Story and Bartley dated nonexclusively for several years. On December 31, 2009, Bartley and her two sisters, Jonice Dickerson and Talisa Silas, attended a party at Story's mother's house. Bartley had driven to the party, but Story drove the three sisters home. After dropping the sisters off at their apartment, Story left in Bartley's car.
The three sisters stayed up talking and watching movies. At some point, Ross, a woman Bartley had dated for " a couple of days" several years earlier, called Bartley and sad she was coming over. Once Ross arrived, the women continued to talk and watch movies. Silas would later testify that Story called Bartley several times during this period. Eventually everyone went to sleep: Bartley and Ross in one bedroom and Dickerson in another; Silas slept in the front room.
The next morning, as Silas awoke, she heard Bartley tell Ross that Ross needed to leave before Story returned the car. About this time, Story called to tell Bartley she was coming over; Bartley said " OK" and hung up. Within minutes, Bartley called Story back to tell her that she " had company" and that Story could keep the [300 Kan. 704] car until the " company was gone." Bartley again told Ross that she needed to leave because Story was on her way.

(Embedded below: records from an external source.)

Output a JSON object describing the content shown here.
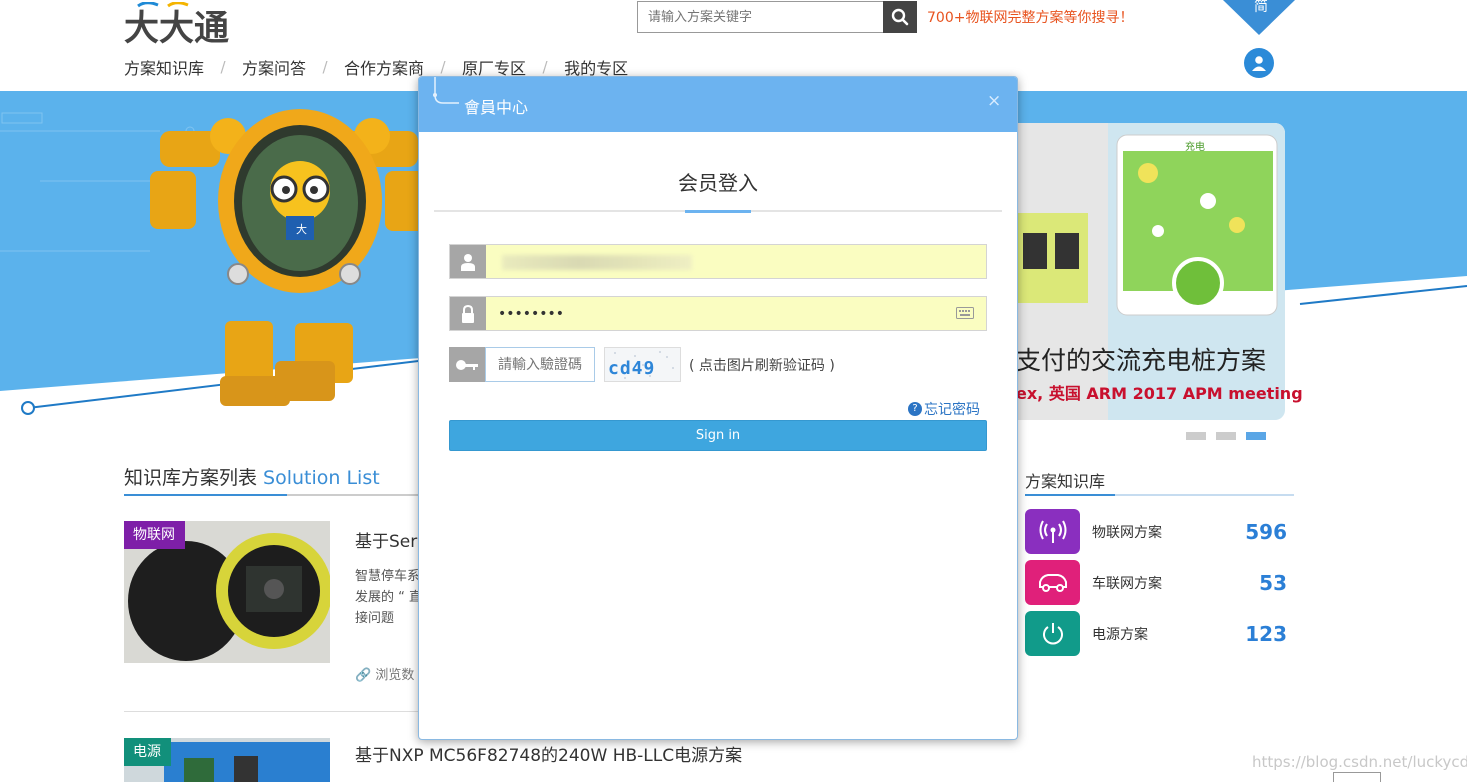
{
  "header": {
    "logo_text": "大大通",
    "search_placeholder": "请输入方案关键字",
    "search_tagline": "700+物联网完整方案等你搜寻！",
    "lang_label": "简"
  },
  "nav": {
    "items": [
      "方案知识库",
      "方案问答",
      "合作方案商",
      "原厂专区",
      "我的专区"
    ]
  },
  "banner": {
    "title": "支付的交流充电桩方案",
    "subtitle": "ex, 英国 ARM 2017 APM meeting",
    "phone_header": "充电",
    "robot_badge": "大",
    "slider": {
      "count": 3,
      "active_index": 2
    }
  },
  "solution_list": {
    "heading_zh": "知识库方案列表",
    "heading_en": "Solution List",
    "articles": [
      {
        "tag": "物联网",
        "title": "基于Ser",
        "desc": "智慧停车系 发展的 “ 直接问题",
        "views_label": "浏览数"
      },
      {
        "tag": "电源",
        "title": "基于NXP MC56F82748的240W HB-LLC电源方案"
      }
    ]
  },
  "knowledge_base": {
    "heading": "方案知识库",
    "items": [
      {
        "label": "物联网方案",
        "count": "596",
        "color": "#8a2fbf",
        "icon": "antenna-icon"
      },
      {
        "label": "车联网方案",
        "count": "53",
        "color": "#e0207a",
        "icon": "car-icon"
      },
      {
        "label": "电源方案",
        "count": "123",
        "color": "#119b8a",
        "icon": "power-icon"
      }
    ]
  },
  "modal": {
    "title": "會員中心",
    "close_label": "×",
    "login_heading": "会员登入",
    "username_value": "",
    "password_value": "••••••••",
    "captcha_placeholder": "請輸入驗證碼",
    "captcha_code": "cd49",
    "captcha_hint": "( 点击图片刷新验证码 )",
    "forgot_label": "忘记密码",
    "signin_label": "Sign in"
  },
  "watermark": "https://blog.csdn.net/luckycdy",
  "colors": {
    "accent_blue": "#6cb3f0",
    "tagline_orange": "#e8531f",
    "input_yellow": "#fafdc1",
    "signin_blue": "#3ea6df"
  }
}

Not long after the second call, Story arrived at Bartley's apartment. Without knocking, Story used Bartley's keys to enter. Bartley and Silas would later testify that, upon entering, Story looked around the room and, without saying a word, began shooting at Ross. Story fired approximately four shots before Bartley pushed her out the door.
Bartley's versions about what happened next differed from one another. At trial, she and Silas would testify that Story stopped shooting when she was pushed out the door. But, immediately after the shooting, Bartley told Detective Clayton Bye that Story pushed her back " and just started shooting at least four more times. And I finally just-- 'cause she was at the doorway--and I finally just pushed her out and locked it."
After Story was outside the apartment, both Bartley and Silas called 911.
Officer Scarlet McConnell was the first officer to arrive on the scene. She found the apartment with the front door open and the three sisters inside screaming. Seeing Ross lying on the floor, McConnell immediately went to check Ross' pulse and found that she was dead.
Based on statements given by Bartley and her sisters, police developed several leads on Story's whereabouts. Police contacted their counterpart in Kansas City, Missouri, for assistance. Based on a tip, police officers in Missouri followed a vehicle to a house where a passenger who matched Story's description jumped out and ran inside. The officers secured the area and waited for backup.
After backup arrived, officers knocked on the front door. Edward Chism, Story's uncle, answered and allowed the officers inside. The officers found Story and arrested her. After Story's arrest, Chism consented to a search of the house. Officers found a nickel-plated gun in a pile of clothes in one of the ...